# Your task
Return the records that follow unaltered. Omit every picture.

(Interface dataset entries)
************

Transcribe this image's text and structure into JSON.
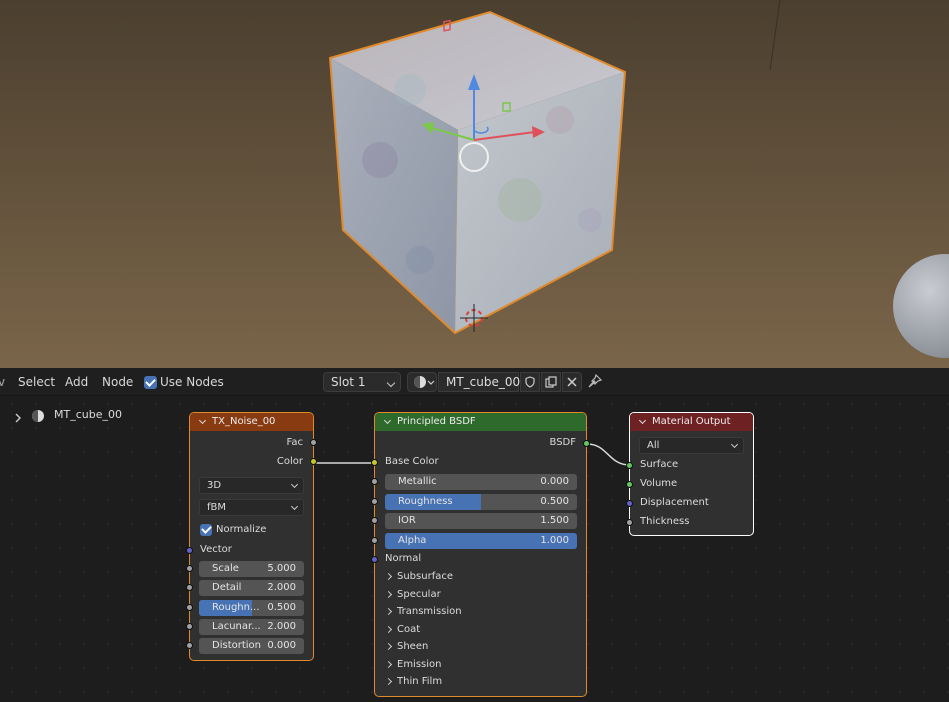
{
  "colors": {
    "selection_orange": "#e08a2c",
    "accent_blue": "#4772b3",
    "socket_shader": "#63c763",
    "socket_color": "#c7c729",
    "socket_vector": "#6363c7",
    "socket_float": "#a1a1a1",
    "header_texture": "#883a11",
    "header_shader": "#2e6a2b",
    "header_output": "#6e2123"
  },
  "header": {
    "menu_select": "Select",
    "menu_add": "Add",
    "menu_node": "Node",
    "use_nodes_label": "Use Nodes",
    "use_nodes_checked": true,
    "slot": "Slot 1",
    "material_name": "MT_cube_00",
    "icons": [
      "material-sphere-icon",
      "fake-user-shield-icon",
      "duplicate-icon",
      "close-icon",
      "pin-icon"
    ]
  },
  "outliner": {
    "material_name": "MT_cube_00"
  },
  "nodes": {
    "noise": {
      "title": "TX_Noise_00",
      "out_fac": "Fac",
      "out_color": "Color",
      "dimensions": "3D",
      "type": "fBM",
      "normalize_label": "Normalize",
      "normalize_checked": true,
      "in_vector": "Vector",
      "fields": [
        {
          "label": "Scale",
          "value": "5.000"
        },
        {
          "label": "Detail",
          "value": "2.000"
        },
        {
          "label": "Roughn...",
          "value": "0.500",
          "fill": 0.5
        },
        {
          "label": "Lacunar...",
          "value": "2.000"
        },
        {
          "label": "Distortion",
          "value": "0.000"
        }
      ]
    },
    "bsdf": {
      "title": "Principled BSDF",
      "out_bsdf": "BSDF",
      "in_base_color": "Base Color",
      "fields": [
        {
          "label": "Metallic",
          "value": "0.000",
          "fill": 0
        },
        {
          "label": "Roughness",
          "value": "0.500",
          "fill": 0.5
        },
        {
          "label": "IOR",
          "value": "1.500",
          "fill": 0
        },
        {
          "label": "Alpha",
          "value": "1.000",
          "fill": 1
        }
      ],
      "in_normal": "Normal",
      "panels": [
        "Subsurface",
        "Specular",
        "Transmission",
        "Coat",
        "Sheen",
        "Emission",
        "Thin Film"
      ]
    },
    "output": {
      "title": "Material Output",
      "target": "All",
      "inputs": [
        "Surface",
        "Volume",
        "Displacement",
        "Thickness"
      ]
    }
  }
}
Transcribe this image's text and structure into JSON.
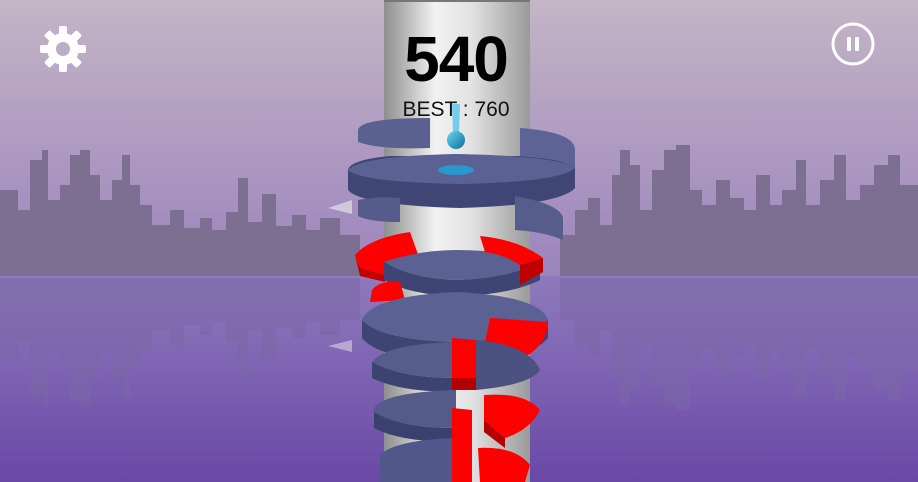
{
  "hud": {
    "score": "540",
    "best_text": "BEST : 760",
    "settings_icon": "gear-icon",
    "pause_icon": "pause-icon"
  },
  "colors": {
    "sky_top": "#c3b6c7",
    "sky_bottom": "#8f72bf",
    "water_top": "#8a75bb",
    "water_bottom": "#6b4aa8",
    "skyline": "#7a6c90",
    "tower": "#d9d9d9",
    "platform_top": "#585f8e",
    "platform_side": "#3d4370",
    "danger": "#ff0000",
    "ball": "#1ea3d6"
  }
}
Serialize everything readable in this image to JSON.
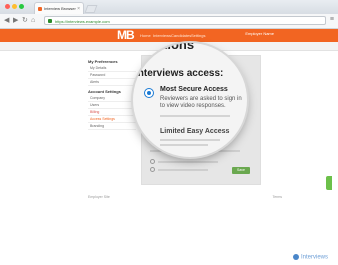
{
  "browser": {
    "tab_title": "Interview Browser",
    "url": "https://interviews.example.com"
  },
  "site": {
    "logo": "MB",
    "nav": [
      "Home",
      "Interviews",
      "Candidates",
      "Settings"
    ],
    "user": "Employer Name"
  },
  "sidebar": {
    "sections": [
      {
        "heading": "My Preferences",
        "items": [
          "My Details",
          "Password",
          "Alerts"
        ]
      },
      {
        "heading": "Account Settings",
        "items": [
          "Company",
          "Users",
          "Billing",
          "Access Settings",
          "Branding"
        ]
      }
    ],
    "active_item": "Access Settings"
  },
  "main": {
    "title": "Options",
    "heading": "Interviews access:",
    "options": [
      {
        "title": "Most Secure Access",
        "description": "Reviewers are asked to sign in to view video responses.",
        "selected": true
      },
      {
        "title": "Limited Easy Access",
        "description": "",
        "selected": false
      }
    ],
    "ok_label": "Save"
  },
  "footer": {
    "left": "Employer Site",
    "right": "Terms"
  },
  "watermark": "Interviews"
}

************

# Solved problem
Transcribe this image's text and structure into JSON.
{
  "colors": {
    "selection_orange": "#e08a2c",
    "accent_blue": "#4772b3",
    "socket_shader": "#63c763",
    "socket_color": "#c7c729",
    "socket_vector": "#6363c7",
    "socket_float": "#a1a1a1",
    "header_texture": "#883a11",
    "header_shader": "#2e6a2b",
    "header_output": "#6e2123"
  },
  "header": {
    "menu_select": "Select",
    "menu_add": "Add",
    "menu_node": "Node",
    "use_nodes_label": "Use Nodes",
    "use_nodes_checked": true,
    "slot": "Slot 1",
    "material_name": "MT_cube_00",
    "icons": [
      "material-sphere-icon",
      "fake-user-shield-icon",
      "duplicate-icon",
      "close-icon",
      "pin-icon"
    ]
  },
  "outliner": {
    "material_name": "MT_cube_00"
  },
  "nodes": {
    "noise": {
      "title": "TX_Noise_00",
      "out_fac": "Fac",
      "out_color": "Color",
      "dimensions": "3D",
      "type": "fBM",
      "normalize_label": "Normalize",
      "normalize_checked": true,
      "in_vector": "Vector",
      "fields": [
        {
          "label": "Scale",
          "value": "5.000"
        },
        {
          "label": "Detail",
          "value": "2.000"
        },
        {
          "label": "Roughn...",
          "value": "0.500",
          "fill": 0.5
        },
        {
          "label": "Lacunar...",
          "value": "2.000"
        },
        {
          "label": "Distortion",
          "value": "0.000"
        }
      ]
    },
    "bsdf": {
      "title": "Principled BSDF",
      "out_bsdf": "BSDF",
      "in_base_color": "Base Color",
      "fields": [
        {
          "label": "Metallic",
          "value": "0.000",
          "fill": 0
        },
        {
          "label": "Roughness",
          "value": "0.500",
          "fill": 0.5
        },
        {
          "label": "IOR",
          "value": "1.500",
          "fill": 0
        },
        {
          "label": "Alpha",
          "value": "1.000",
          "fill": 1
        }
      ],
      "in_normal": "Normal",
      "panels": [
        "Subsurface",
        "Specular",
        "Transmission",
        "Coat",
        "Sheen",
        "Emission",
        "Thin Film"
      ]
    },
    "output": {
      "title": "Material Output",
      "target": "All",
      "inputs": [
        "Surface",
        "Volume",
        "Displacement",
        "Thickness"
      ]
    }
  }
}
Transcribe this image's text and structure into JSON.
{
  "hud": {
    "score": "540",
    "best_text": "BEST : 760",
    "settings_icon": "gear-icon",
    "pause_icon": "pause-icon"
  },
  "colors": {
    "sky_top": "#c3b6c7",
    "sky_bottom": "#8f72bf",
    "water_top": "#8a75bb",
    "water_bottom": "#6b4aa8",
    "skyline": "#7a6c90",
    "tower": "#d9d9d9",
    "platform_top": "#585f8e",
    "platform_side": "#3d4370",
    "danger": "#ff0000",
    "ball": "#1ea3d6"
  }
}
Serialize everything readable in this image to JSON.
{
  "browser": {
    "tab_title": "Interview Browser",
    "url": "https://interviews.example.com"
  },
  "site": {
    "logo": "MB",
    "nav": [
      "Home",
      "Interviews",
      "Candidates",
      "Settings"
    ],
    "user": "Employer Name"
  },
  "sidebar": {
    "sections": [
      {
        "heading": "My Preferences",
        "items": [
          "My Details",
          "Password",
          "Alerts"
        ]
      },
      {
        "heading": "Account Settings",
        "items": [
          "Company",
          "Users",
          "Billing",
          "Access Settings",
          "Branding"
        ]
      }
    ],
    "active_item": "Access Settings"
  },
  "main": {
    "title": "Options",
    "heading": "Interviews access:",
    "options": [
      {
        "title": "Most Secure Access",
        "description": "Reviewers are asked to sign in to view video responses.",
        "selected": true
      },
      {
        "title": "Limited Easy Access",
        "description": "",
        "selected": false
      }
    ],
    "ok_label": "Save"
  },
  "footer": {
    "left": "Employer Site",
    "right": "Terms"
  },
  "watermark": "Interviews"
}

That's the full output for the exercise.